## Work item
With no word left out, write out the entire listing.

## Data shown
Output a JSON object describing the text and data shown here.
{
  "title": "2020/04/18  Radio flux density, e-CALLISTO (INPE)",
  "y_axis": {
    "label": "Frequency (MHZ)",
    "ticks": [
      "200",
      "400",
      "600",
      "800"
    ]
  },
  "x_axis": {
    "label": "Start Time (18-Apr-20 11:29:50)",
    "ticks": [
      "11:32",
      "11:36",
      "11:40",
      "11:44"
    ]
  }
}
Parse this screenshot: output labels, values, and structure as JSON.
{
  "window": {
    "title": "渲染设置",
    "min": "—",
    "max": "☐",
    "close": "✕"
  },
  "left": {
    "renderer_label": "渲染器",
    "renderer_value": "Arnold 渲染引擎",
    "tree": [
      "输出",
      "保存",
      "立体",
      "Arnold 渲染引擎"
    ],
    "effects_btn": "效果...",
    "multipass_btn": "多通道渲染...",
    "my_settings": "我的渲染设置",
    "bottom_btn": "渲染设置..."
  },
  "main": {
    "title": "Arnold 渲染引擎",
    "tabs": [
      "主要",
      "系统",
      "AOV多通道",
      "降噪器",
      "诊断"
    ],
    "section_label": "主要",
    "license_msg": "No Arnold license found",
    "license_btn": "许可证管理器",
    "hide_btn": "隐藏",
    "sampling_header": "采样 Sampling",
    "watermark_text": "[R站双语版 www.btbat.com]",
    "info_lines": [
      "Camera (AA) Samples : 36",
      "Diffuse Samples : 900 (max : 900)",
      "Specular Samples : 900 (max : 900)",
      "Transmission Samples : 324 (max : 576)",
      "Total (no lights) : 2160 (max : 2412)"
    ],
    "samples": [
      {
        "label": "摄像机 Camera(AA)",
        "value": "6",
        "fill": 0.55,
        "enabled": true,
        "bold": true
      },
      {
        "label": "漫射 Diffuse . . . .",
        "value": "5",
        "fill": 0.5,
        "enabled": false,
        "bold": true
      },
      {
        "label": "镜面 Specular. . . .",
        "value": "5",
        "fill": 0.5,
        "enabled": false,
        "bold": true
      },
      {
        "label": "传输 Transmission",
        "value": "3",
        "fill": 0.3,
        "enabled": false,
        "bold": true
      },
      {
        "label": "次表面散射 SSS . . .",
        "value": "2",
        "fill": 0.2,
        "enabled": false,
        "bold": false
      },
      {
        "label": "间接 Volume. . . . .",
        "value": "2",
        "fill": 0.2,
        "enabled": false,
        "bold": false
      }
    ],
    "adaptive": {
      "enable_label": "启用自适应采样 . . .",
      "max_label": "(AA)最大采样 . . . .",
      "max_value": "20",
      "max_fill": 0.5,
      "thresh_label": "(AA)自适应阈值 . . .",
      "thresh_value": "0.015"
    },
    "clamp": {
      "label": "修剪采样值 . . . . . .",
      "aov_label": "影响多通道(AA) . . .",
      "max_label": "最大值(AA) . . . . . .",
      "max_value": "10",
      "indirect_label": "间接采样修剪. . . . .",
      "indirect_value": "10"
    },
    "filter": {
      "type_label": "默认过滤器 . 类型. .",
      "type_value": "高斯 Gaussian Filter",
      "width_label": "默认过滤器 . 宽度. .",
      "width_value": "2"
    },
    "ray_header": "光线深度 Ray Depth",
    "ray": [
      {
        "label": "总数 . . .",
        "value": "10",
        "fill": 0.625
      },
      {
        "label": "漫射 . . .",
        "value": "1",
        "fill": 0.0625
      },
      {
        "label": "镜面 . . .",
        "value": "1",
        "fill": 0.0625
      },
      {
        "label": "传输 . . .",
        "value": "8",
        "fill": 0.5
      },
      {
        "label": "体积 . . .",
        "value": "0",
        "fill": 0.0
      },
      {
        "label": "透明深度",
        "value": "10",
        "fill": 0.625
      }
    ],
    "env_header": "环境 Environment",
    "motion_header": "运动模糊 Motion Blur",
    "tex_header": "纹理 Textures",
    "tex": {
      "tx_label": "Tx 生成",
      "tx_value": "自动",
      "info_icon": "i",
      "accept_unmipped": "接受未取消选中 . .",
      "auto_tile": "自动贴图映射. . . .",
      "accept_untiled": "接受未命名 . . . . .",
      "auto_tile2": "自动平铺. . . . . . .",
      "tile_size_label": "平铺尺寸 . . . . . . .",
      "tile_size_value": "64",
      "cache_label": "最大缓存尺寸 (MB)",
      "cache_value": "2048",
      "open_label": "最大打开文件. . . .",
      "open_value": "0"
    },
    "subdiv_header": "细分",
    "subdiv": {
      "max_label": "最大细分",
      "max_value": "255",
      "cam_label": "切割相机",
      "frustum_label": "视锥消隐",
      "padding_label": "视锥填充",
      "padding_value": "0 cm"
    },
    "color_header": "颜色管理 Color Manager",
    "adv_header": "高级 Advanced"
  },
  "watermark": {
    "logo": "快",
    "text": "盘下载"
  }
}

## Answer to this task
Output a JSON object describing the text and data shown here.
{
  "title": "2020/04/18  Radio flux density, e-CALLISTO (INPE)",
  "y_axis": {
    "label": "Frequency (MHZ)",
    "ticks": [
      "200",
      "400",
      "600",
      "800"
    ]
  },
  "x_axis": {
    "label": "Start Time (18-Apr-20 11:29:50)",
    "ticks": [
      "11:32",
      "11:36",
      "11:40",
      "11:44"
    ]
  }
}
Parse this screenshot: output labels, values, and structure as JSON.
{
  "window": {
    "title": "渲染设置",
    "min": "—",
    "max": "☐",
    "close": "✕"
  },
  "left": {
    "renderer_label": "渲染器",
    "renderer_value": "Arnold 渲染引擎",
    "tree": [
      "输出",
      "保存",
      "立体",
      "Arnold 渲染引擎"
    ],
    "effects_btn": "效果...",
    "multipass_btn": "多通道渲染...",
    "my_settings": "我的渲染设置",
    "bottom_btn": "渲染设置..."
  },
  "main": {
    "title": "Arnold 渲染引擎",
    "tabs": [
      "主要",
      "系统",
      "AOV多通道",
      "降噪器",
      "诊断"
    ],
    "section_label": "主要",
    "license_msg": "No Arnold license found",
    "license_btn": "许可证管理器",
    "hide_btn": "隐藏",
    "sampling_header": "采样 Sampling",
    "watermark_text": "[R站双语版 www.btbat.com]",
    "info_lines": [
      "Camera (AA) Samples : 36",
      "Diffuse Samples : 900 (max : 900)",
      "Specular Samples : 900 (max : 900)",
      "Transmission Samples : 324 (max : 576)",
      "Total (no lights) : 2160 (max : 2412)"
    ],
    "samples": [
      {
        "label": "摄像机 Camera(AA)",
        "value": "6",
        "fill": 0.55,
        "enabled": true,
        "bold": true
      },
      {
        "label": "漫射 Diffuse . . . .",
        "value": "5",
        "fill": 0.5,
        "enabled": false,
        "bold": true
      },
      {
        "label": "镜面 Specular. . . .",
        "value": "5",
        "fill": 0.5,
        "enabled": false,
        "bold": true
      },
      {
        "label": "传输 Transmission",
        "value": "3",
        "fill": 0.3,
        "enabled": false,
        "bold": true
      },
      {
        "label": "次表面散射 SSS . . .",
        "value": "2",
        "fill": 0.2,
        "enabled": false,
        "bold": false
      },
      {
        "label": "间接 Volume. . . . .",
        "value": "2",
        "fill": 0.2,
        "enabled": false,
        "bold": false
      }
    ],
    "adaptive": {
      "enable_label": "启用自适应采样 . . .",
      "max_label": "(AA)最大采样 . . . .",
      "max_value": "20",
      "max_fill": 0.5,
      "thresh_label": "(AA)自适应阈值 . . .",
      "thresh_value": "0.015"
    },
    "clamp": {
      "label": "修剪采样值 . . . . . .",
      "aov_label": "影响多通道(AA) . . .",
      "max_label": "最大值(AA) . . . . . .",
      "max_value": "10",
      "indirect_label": "间接采样修剪. . . . .",
      "indirect_value": "10"
    },
    "filter": {
      "type_label": "默认过滤器 . 类型. .",
      "type_value": "高斯 Gaussian Filter",
      "width_label": "默认过滤器 . 宽度. .",
      "width_value": "2"
    },
    "ray_header": "光线深度 Ray Depth",
    "ray": [
      {
        "label": "总数 . . .",
        "value": "10",
        "fill": 0.625
      },
      {
        "label": "漫射 . . .",
        "value": "1",
        "fill": 0.0625
      },
      {
        "label": "镜面 . . .",
        "value": "1",
        "fill": 0.0625
      },
      {
        "label": "传输 . . .",
        "value": "8",
        "fill": 0.5
      },
      {
        "label": "体积 . . .",
        "value": "0",
        "fill": 0.0
      },
      {
        "label": "透明深度",
        "value": "10",
        "fill": 0.625
      }
    ],
    "env_header": "环境 Environment",
    "motion_header": "运动模糊 Motion Blur",
    "tex_header": "纹理 Textures",
    "tex": {
      "tx_label": "Tx 生成",
      "tx_value": "自动",
      "info_icon": "i",
      "accept_unmipped": "接受未取消选中 . .",
      "auto_tile": "自动贴图映射. . . .",
      "accept_untiled": "接受未命名 . . . . .",
      "auto_tile2": "自动平铺. . . . . . .",
      "tile_size_label": "平铺尺寸 . . . . . . .",
      "tile_size_value": "64",
      "cache_label": "最大缓存尺寸 (MB)",
      "cache_value": "2048",
      "open_label": "最大打开文件. . . .",
      "open_value": "0"
    },
    "subdiv_header": "细分",
    "subdiv": {
      "max_label": "最大细分",
      "max_value": "255",
      "cam_label": "切割相机",
      "frustum_label": "视锥消隐",
      "padding_label": "视锥填充",
      "padding_value": "0 cm"
    },
    "color_header": "颜色管理 Color Manager",
    "adv_header": "高级 Advanced"
  },
  "watermark": {
    "logo": "快",
    "text": "盘下载"
  }
}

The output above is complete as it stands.